Records drawn from a dataset:
◇ ◇ ◇ ◇ ◇ ◇ ◇

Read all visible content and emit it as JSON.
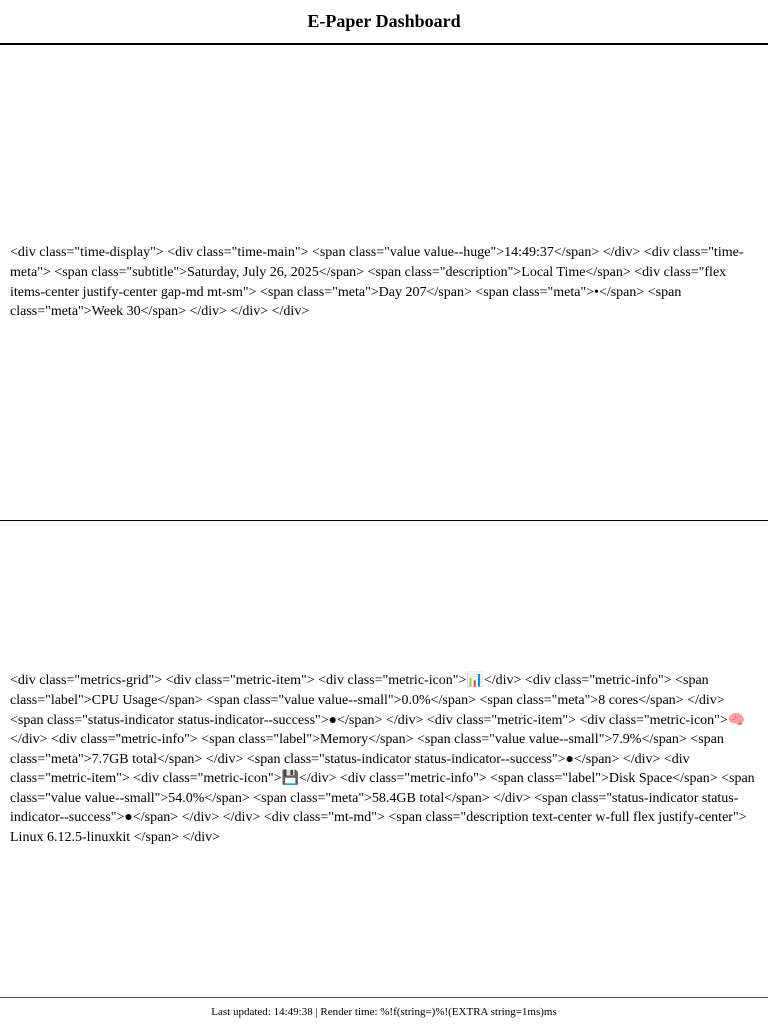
{
  "header": {
    "title": "E-Paper Dashboard"
  },
  "time_panel": {
    "raw_markup_text": "<div class=\"time-display\"> <div class=\"time-main\"> <span class=\"value value--huge\">14:49:37</span> </div> <div class=\"time-meta\"> <span class=\"subtitle\">Saturday, July 26, 2025</span> <span class=\"description\">Local Time</span> <div class=\"flex items-center justify-center gap-md mt-sm\"> <span class=\"meta\">Day 207</span> <span class=\"meta\">•</span> <span class=\"meta\">Week 30</span> </div> </div> </div>"
  },
  "metrics_panel": {
    "seg1": "<div class=\"metrics-grid\"> <div class=\"metric-item\"> <div class=\"metric-icon\">",
    "icon_cpu": "📊",
    "seg2": "</div> <div class=\"metric-info\"> <span class=\"label\">CPU Usage</span> <span class=\"value value--small\">0.0%</span> <span class=\"meta\">8 cores</span> </div> <span class=\"status-indicator status-indicator--success\">●</span> </div> <div class=\"metric-item\"> <div class=\"metric-icon\">",
    "icon_memory": "🧠",
    "seg3": "</div> <div class=\"metric-info\"> <span class=\"label\">Memory</span> <span class=\"value value--small\">7.9%</span> <span class=\"meta\">7.7GB total</span> </div> <span class=\"status-indicator status-indicator--success\">●</span> </div> <div class=\"metric-item\"> <div class=\"metric-icon\">",
    "icon_disk": "💾",
    "seg4": "</div> <div class=\"metric-info\"> <span class=\"label\">Disk Space</span> <span class=\"value value--small\">54.0%</span> <span class=\"meta\">58.4GB total</span> </div> <span class=\"status-indicator status-indicator--success\">●</span> </div> </div> <div class=\"mt-md\"> <span class=\"description text-center w-full flex justify-center\"> Linux 6.12.5-linuxkit </span> </div>",
    "icons": [
      "bar-chart-icon",
      "brain-icon",
      "floppy-disk-icon"
    ]
  },
  "footer": {
    "text": "Last updated: 14:49:38 | Render time: %!f(string=)%!(EXTRA string=1ms)ms"
  }
}
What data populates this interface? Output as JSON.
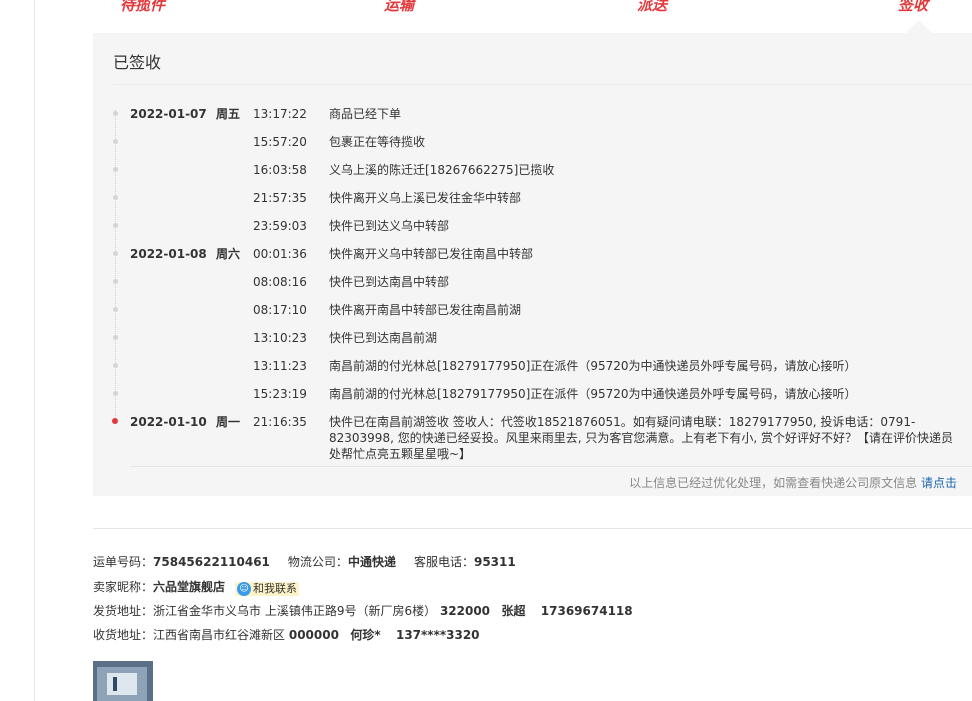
{
  "progress": {
    "steps": [
      "待揽件",
      "运输",
      "派送",
      "签收"
    ]
  },
  "tracking": {
    "status_title": "已签收",
    "events": [
      {
        "date": "2022-01-07",
        "weekday": "周五",
        "time": "13:17:22",
        "desc": "商品已经下单"
      },
      {
        "date": "",
        "weekday": "",
        "time": "15:57:20",
        "desc": "包裹正在等待揽收"
      },
      {
        "date": "",
        "weekday": "",
        "time": "16:03:58",
        "desc": "义乌上溪的陈迁迁[18267662275]已揽收"
      },
      {
        "date": "",
        "weekday": "",
        "time": "21:57:35",
        "desc": "快件离开义乌上溪已发往金华中转部"
      },
      {
        "date": "",
        "weekday": "",
        "time": "23:59:03",
        "desc": "快件已到达义乌中转部"
      },
      {
        "date": "2022-01-08",
        "weekday": "周六",
        "time": "00:01:36",
        "desc": "快件离开义乌中转部已发往南昌中转部"
      },
      {
        "date": "",
        "weekday": "",
        "time": "08:08:16",
        "desc": "快件已到达南昌中转部"
      },
      {
        "date": "",
        "weekday": "",
        "time": "08:17:10",
        "desc": "快件离开南昌中转部已发往南昌前湖"
      },
      {
        "date": "",
        "weekday": "",
        "time": "13:10:23",
        "desc": "快件已到达南昌前湖"
      },
      {
        "date": "",
        "weekday": "",
        "time": "13:11:23",
        "desc": "南昌前湖的付光林总[18279177950]正在派件（95720为中通快递员外呼专属号码，请放心接听）"
      },
      {
        "date": "",
        "weekday": "",
        "time": "15:23:19",
        "desc": "南昌前湖的付光林总[18279177950]正在派件（95720为中通快递员外呼专属号码，请放心接听）"
      },
      {
        "date": "2022-01-10",
        "weekday": "周一",
        "time": "21:16:35",
        "desc": "快件已在南昌前湖签收 签收人：代签收18521876051。如有疑问请电联：18279177950, 投诉电话：0791-82303998, 您的快递已经妥投。风里来雨里去, 只为客官您满意。上有老下有小, 赏个好评好不好？【请在评价快递员处帮忙点亮五颗星星哦~】"
      }
    ],
    "note_text": "以上信息已经过优化处理，如需查看快递公司原文信息",
    "note_link": "请点击"
  },
  "shipment": {
    "waybill_label": "运单号码：",
    "waybill_no": "75845622110461",
    "carrier_label": "物流公司：",
    "carrier": "中通快递",
    "hotline_label": "客服电话：",
    "hotline": "95311",
    "seller_label": "卖家昵称：",
    "seller": "六品堂旗舰店",
    "contact_label": "和我联系",
    "from_label": "发货地址：",
    "from_address": "浙江省金华市义乌市 上溪镇伟正路9号（新厂房6楼）",
    "from_zip": "322000",
    "from_name": "张超",
    "from_phone": "17369674118",
    "to_label": "收货地址：",
    "to_address": "江西省南昌市红谷滩新区",
    "to_zip": "000000",
    "to_name": "何珍*",
    "to_phone": "137****3320"
  },
  "colors": {
    "accent": "#e4393c",
    "link": "#1a66b3",
    "panel_bg": "#f5f5f5"
  }
}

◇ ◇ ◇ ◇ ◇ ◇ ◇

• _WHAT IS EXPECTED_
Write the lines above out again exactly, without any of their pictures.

• _SOLVED PROBLEM_
Read all visible content and emit it as JSON.
{
  "header": {
    "title": "E-Paper Dashboard"
  },
  "time_panel": {
    "raw_markup_text": "<div class=\"time-display\"> <div class=\"time-main\"> <span class=\"value value--huge\">14:49:37</span> </div> <div class=\"time-meta\"> <span class=\"subtitle\">Saturday, July 26, 2025</span> <span class=\"description\">Local Time</span> <div class=\"flex items-center justify-center gap-md mt-sm\"> <span class=\"meta\">Day 207</span> <span class=\"meta\">•</span> <span class=\"meta\">Week 30</span> </div> </div> </div>"
  },
  "metrics_panel": {
    "seg1": "<div class=\"metrics-grid\"> <div class=\"metric-item\"> <div class=\"metric-icon\">",
    "icon_cpu": "📊",
    "seg2": "</div> <div class=\"metric-info\"> <span class=\"label\">CPU Usage</span> <span class=\"value value--small\">0.0%</span> <span class=\"meta\">8 cores</span> </div> <span class=\"status-indicator status-indicator--success\">●</span> </div> <div class=\"metric-item\"> <div class=\"metric-icon\">",
    "icon_memory": "🧠",
    "seg3": "</div> <div class=\"metric-info\"> <span class=\"label\">Memory</span> <span class=\"value value--small\">7.9%</span> <span class=\"meta\">7.7GB total</span> </div> <span class=\"status-indicator status-indicator--success\">●</span> </div> <div class=\"metric-item\"> <div class=\"metric-icon\">",
    "icon_disk": "💾",
    "seg4": "</div> <div class=\"metric-info\"> <span class=\"label\">Disk Space</span> <span class=\"value value--small\">54.0%</span> <span class=\"meta\">58.4GB total</span> </div> <span class=\"status-indicator status-indicator--success\">●</span> </div> </div> <div class=\"mt-md\"> <span class=\"description text-center w-full flex justify-center\"> Linux 6.12.5-linuxkit </span> </div>",
    "icons": [
      "bar-chart-icon",
      "brain-icon",
      "floppy-disk-icon"
    ]
  },
  "footer": {
    "text": "Last updated: 14:49:38 | Render time: %!f(string=)%!(EXTRA string=1ms)ms"
  }
}
What data populates this interface? Output as JSON.
{
  "progress": {
    "steps": [
      "待揽件",
      "运输",
      "派送",
      "签收"
    ]
  },
  "tracking": {
    "status_title": "已签收",
    "events": [
      {
        "date": "2022-01-07",
        "weekday": "周五",
        "time": "13:17:22",
        "desc": "商品已经下单"
      },
      {
        "date": "",
        "weekday": "",
        "time": "15:57:20",
        "desc": "包裹正在等待揽收"
      },
      {
        "date": "",
        "weekday": "",
        "time": "16:03:58",
        "desc": "义乌上溪的陈迁迁[18267662275]已揽收"
      },
      {
        "date": "",
        "weekday": "",
        "time": "21:57:35",
        "desc": "快件离开义乌上溪已发往金华中转部"
      },
      {
        "date": "",
        "weekday": "",
        "time": "23:59:03",
        "desc": "快件已到达义乌中转部"
      },
      {
        "date": "2022-01-08",
        "weekday": "周六",
        "time": "00:01:36",
        "desc": "快件离开义乌中转部已发往南昌中转部"
      },
      {
        "date": "",
        "weekday": "",
        "time": "08:08:16",
        "desc": "快件已到达南昌中转部"
      },
      {
        "date": "",
        "weekday": "",
        "time": "08:17:10",
        "desc": "快件离开南昌中转部已发往南昌前湖"
      },
      {
        "date": "",
        "weekday": "",
        "time": "13:10:23",
        "desc": "快件已到达南昌前湖"
      },
      {
        "date": "",
        "weekday": "",
        "time": "13:11:23",
        "desc": "南昌前湖的付光林总[18279177950]正在派件（95720为中通快递员外呼专属号码，请放心接听）"
      },
      {
        "date": "",
        "weekday": "",
        "time": "15:23:19",
        "desc": "南昌前湖的付光林总[18279177950]正在派件（95720为中通快递员外呼专属号码，请放心接听）"
      },
      {
        "date": "2022-01-10",
        "weekday": "周一",
        "time": "21:16:35",
        "desc": "快件已在南昌前湖签收 签收人：代签收18521876051。如有疑问请电联：18279177950, 投诉电话：0791-82303998, 您的快递已经妥投。风里来雨里去, 只为客官您满意。上有老下有小, 赏个好评好不好？【请在评价快递员处帮忙点亮五颗星星哦~】"
      }
    ],
    "note_text": "以上信息已经过优化处理，如需查看快递公司原文信息",
    "note_link": "请点击"
  },
  "shipment": {
    "waybill_label": "运单号码：",
    "waybill_no": "75845622110461",
    "carrier_label": "物流公司：",
    "carrier": "中通快递",
    "hotline_label": "客服电话：",
    "hotline": "95311",
    "seller_label": "卖家昵称：",
    "seller": "六品堂旗舰店",
    "contact_label": "和我联系",
    "from_label": "发货地址：",
    "from_address": "浙江省金华市义乌市 上溪镇伟正路9号（新厂房6楼）",
    "from_zip": "322000",
    "from_name": "张超",
    "from_phone": "17369674118",
    "to_label": "收货地址：",
    "to_address": "江西省南昌市红谷滩新区",
    "to_zip": "000000",
    "to_name": "何珍*",
    "to_phone": "137****3320"
  },
  "colors": {
    "accent": "#e4393c",
    "link": "#1a66b3",
    "panel_bg": "#f5f5f5"
  }
}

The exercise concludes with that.